§ Record excerpts
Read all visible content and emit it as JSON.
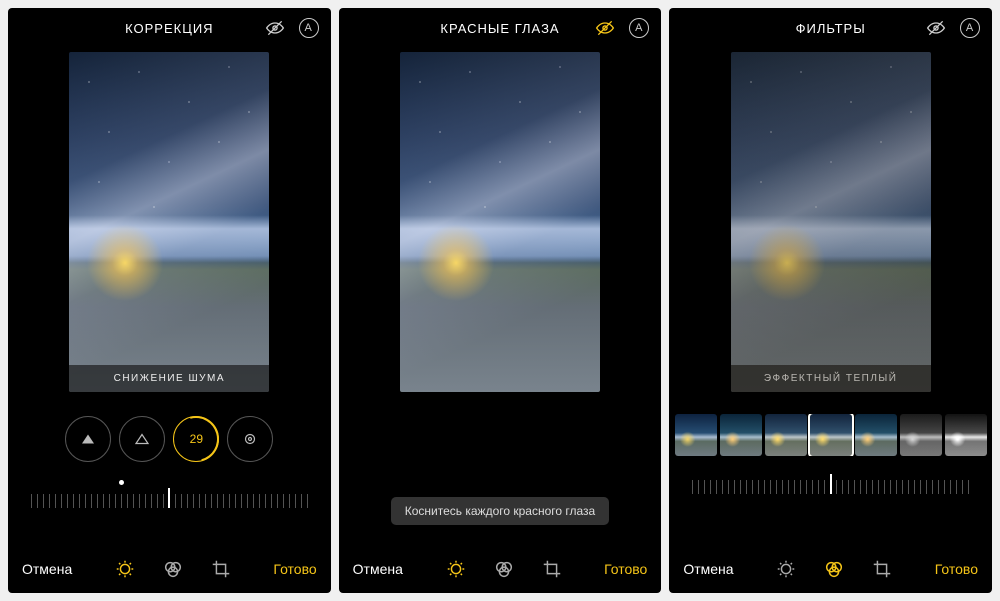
{
  "screens": [
    {
      "header": {
        "title": "КОРРЕКЦИЯ",
        "eye_active": false
      },
      "photo_label": "СНИЖЕНИЕ ШУМА",
      "adjust": {
        "dials": [
          {
            "icon": "triangle-filled"
          },
          {
            "icon": "triangle-outline"
          },
          {
            "icon": "value",
            "value": "29",
            "active": true
          },
          {
            "icon": "target"
          }
        ],
        "ruler_dot_pct": 32
      },
      "footer": {
        "cancel": "Отмена",
        "done": "Готово",
        "active_tool": "adjust"
      }
    },
    {
      "header": {
        "title": "КРАСНЫЕ ГЛАЗА",
        "eye_active": true
      },
      "hint": "Коснитесь каждого красного глаза",
      "footer": {
        "cancel": "Отмена",
        "done": "Готово",
        "active_tool": "adjust"
      }
    },
    {
      "header": {
        "title": "ФИЛЬТРЫ",
        "eye_active": false
      },
      "photo_label": "ЭФФЕКТНЫЙ ТЕПЛЫЙ",
      "filters": {
        "selected_index": 3,
        "count": 7
      },
      "footer": {
        "cancel": "Отмена",
        "done": "Готово",
        "active_tool": "filters"
      }
    }
  ],
  "icons": {
    "markup_letter": "A"
  }
}
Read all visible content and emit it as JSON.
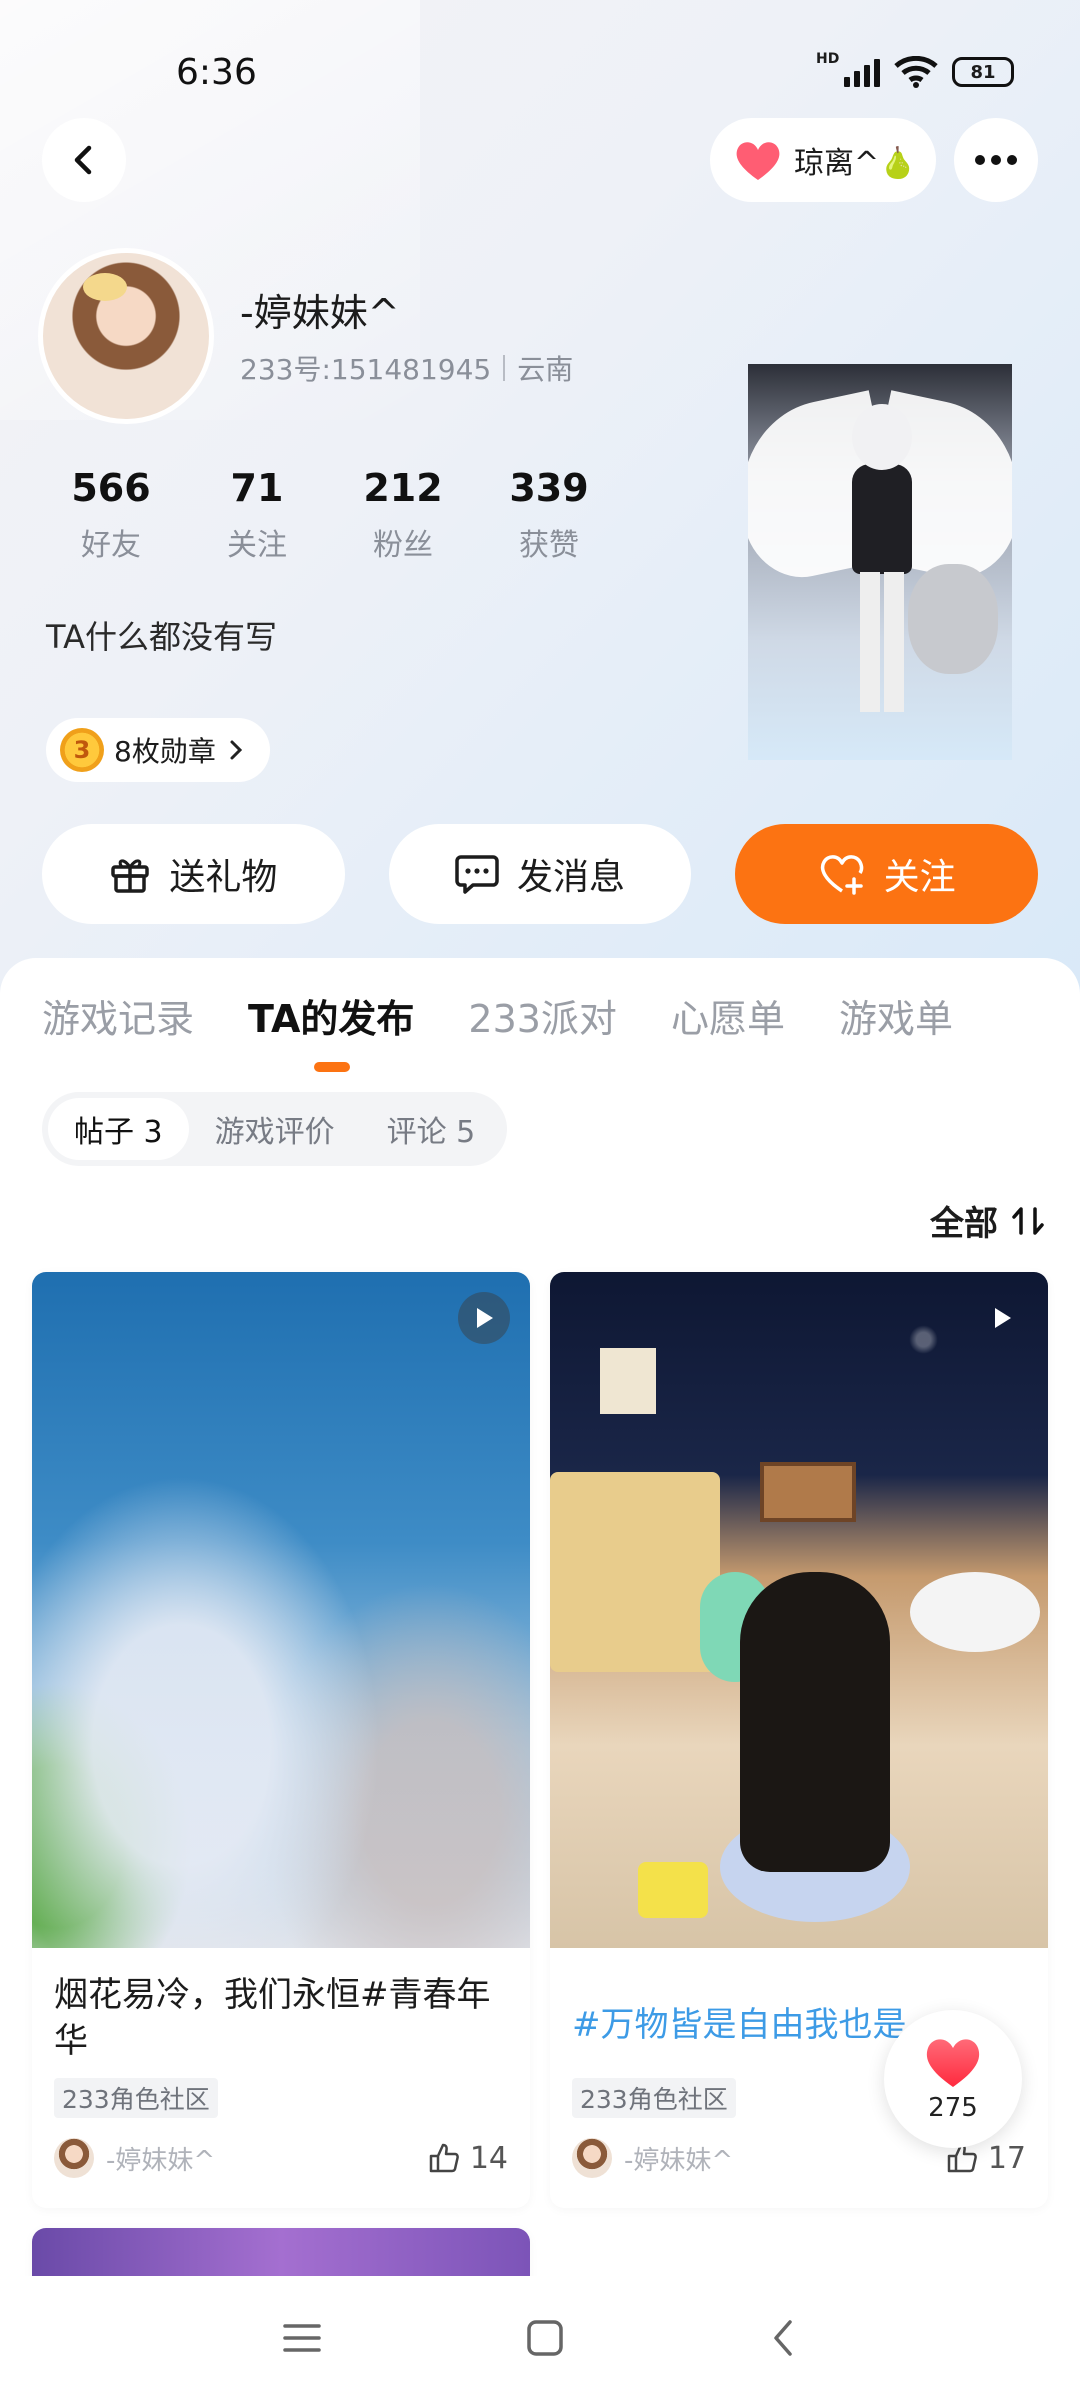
{
  "status_bar": {
    "time": "6:36",
    "network": "HD",
    "battery": "81"
  },
  "top_nav": {
    "companion_name": "琼离^🍐"
  },
  "profile": {
    "nickname": "-婷妹妹^",
    "id_label": "233号:151481945",
    "location": "云南",
    "stats": [
      {
        "value": "566",
        "label": "好友"
      },
      {
        "value": "71",
        "label": "关注"
      },
      {
        "value": "212",
        "label": "粉丝"
      },
      {
        "value": "339",
        "label": "获赞"
      }
    ],
    "bio": "TA什么都没有写",
    "medal_level": "3",
    "medals_label": "8枚勋章"
  },
  "actions": {
    "gift": "送礼物",
    "message": "发消息",
    "follow": "关注"
  },
  "tabs": [
    "游戏记录",
    "TA的发布",
    "233派对",
    "心愿单",
    "游戏单"
  ],
  "active_tab": "TA的发布",
  "subtabs": [
    "帖子 3",
    "游戏评价",
    "评论 5"
  ],
  "sort": {
    "label": "全部"
  },
  "posts": [
    {
      "title": "烟花易冷，我们永恒#青春年华",
      "community": "233角色社区",
      "author": "-婷妹妹^",
      "likes": "14"
    },
    {
      "title": "#万物皆是自由我也是",
      "community": "233角色社区",
      "author": "-婷妹妹^",
      "likes": "17"
    }
  ],
  "floating_like": {
    "count": "275"
  },
  "colors": {
    "accent": "#fc7312",
    "hashtag": "#3d9be6",
    "heart": "#ff3c4e"
  }
}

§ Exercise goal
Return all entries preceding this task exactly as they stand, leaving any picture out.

§ Output of the task
Read all visible content and emit it as JSON.
{
  "screens": [
    {
      "header": {
        "title": "КОРРЕКЦИЯ",
        "eye_active": false
      },
      "photo_label": "СНИЖЕНИЕ ШУМА",
      "adjust": {
        "dials": [
          {
            "icon": "triangle-filled"
          },
          {
            "icon": "triangle-outline"
          },
          {
            "icon": "value",
            "value": "29",
            "active": true
          },
          {
            "icon": "target"
          }
        ],
        "ruler_dot_pct": 32
      },
      "footer": {
        "cancel": "Отмена",
        "done": "Готово",
        "active_tool": "adjust"
      }
    },
    {
      "header": {
        "title": "КРАСНЫЕ ГЛАЗА",
        "eye_active": true
      },
      "hint": "Коснитесь каждого красного глаза",
      "footer": {
        "cancel": "Отмена",
        "done": "Готово",
        "active_tool": "adjust"
      }
    },
    {
      "header": {
        "title": "ФИЛЬТРЫ",
        "eye_active": false
      },
      "photo_label": "ЭФФЕКТНЫЙ ТЕПЛЫЙ",
      "filters": {
        "selected_index": 3,
        "count": 7
      },
      "footer": {
        "cancel": "Отмена",
        "done": "Готово",
        "active_tool": "filters"
      }
    }
  ],
  "icons": {
    "markup_letter": "A"
  }
}
Read all visible content and emit it as JSON.
{
  "status_bar": {
    "time": "6:36",
    "network": "HD",
    "battery": "81"
  },
  "top_nav": {
    "companion_name": "琼离^🍐"
  },
  "profile": {
    "nickname": "-婷妹妹^",
    "id_label": "233号:151481945",
    "location": "云南",
    "stats": [
      {
        "value": "566",
        "label": "好友"
      },
      {
        "value": "71",
        "label": "关注"
      },
      {
        "value": "212",
        "label": "粉丝"
      },
      {
        "value": "339",
        "label": "获赞"
      }
    ],
    "bio": "TA什么都没有写",
    "medal_level": "3",
    "medals_label": "8枚勋章"
  },
  "actions": {
    "gift": "送礼物",
    "message": "发消息",
    "follow": "关注"
  },
  "tabs": [
    "游戏记录",
    "TA的发布",
    "233派对",
    "心愿单",
    "游戏单"
  ],
  "active_tab": "TA的发布",
  "subtabs": [
    "帖子 3",
    "游戏评价",
    "评论 5"
  ],
  "sort": {
    "label": "全部"
  },
  "posts": [
    {
      "title": "烟花易冷，我们永恒#青春年华",
      "community": "233角色社区",
      "author": "-婷妹妹^",
      "likes": "14"
    },
    {
      "title": "#万物皆是自由我也是",
      "community": "233角色社区",
      "author": "-婷妹妹^",
      "likes": "17"
    }
  ],
  "floating_like": {
    "count": "275"
  },
  "colors": {
    "accent": "#fc7312",
    "hashtag": "#3d9be6",
    "heart": "#ff3c4e"
  }
}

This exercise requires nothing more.